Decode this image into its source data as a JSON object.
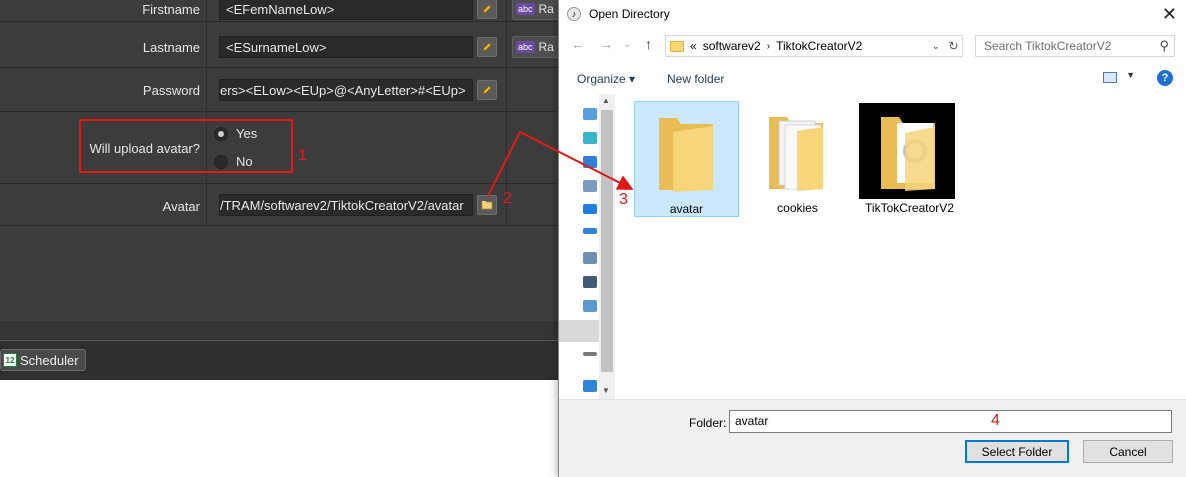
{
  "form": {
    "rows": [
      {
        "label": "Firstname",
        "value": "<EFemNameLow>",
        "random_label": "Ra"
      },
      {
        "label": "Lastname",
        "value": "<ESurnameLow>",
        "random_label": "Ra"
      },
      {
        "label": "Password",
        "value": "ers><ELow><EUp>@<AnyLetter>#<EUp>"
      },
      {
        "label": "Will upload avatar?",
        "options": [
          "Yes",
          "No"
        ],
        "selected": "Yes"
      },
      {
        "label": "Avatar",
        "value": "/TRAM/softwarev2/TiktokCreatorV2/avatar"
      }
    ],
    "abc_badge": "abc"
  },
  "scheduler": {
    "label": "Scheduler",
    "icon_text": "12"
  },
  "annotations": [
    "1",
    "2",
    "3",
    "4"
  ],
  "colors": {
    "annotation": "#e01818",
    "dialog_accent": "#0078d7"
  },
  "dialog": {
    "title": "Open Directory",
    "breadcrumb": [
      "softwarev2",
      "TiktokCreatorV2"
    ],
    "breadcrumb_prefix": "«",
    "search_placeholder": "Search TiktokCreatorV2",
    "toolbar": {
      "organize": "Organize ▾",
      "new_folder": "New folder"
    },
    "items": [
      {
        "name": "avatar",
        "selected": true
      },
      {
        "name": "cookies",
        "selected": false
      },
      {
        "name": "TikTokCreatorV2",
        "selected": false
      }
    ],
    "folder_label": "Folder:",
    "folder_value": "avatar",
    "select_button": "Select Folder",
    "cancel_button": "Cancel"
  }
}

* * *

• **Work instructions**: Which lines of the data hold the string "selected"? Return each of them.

• **Exercise answer**:
        "selected": "Yes"
        "selected": true
        "selected": false
        "selected": false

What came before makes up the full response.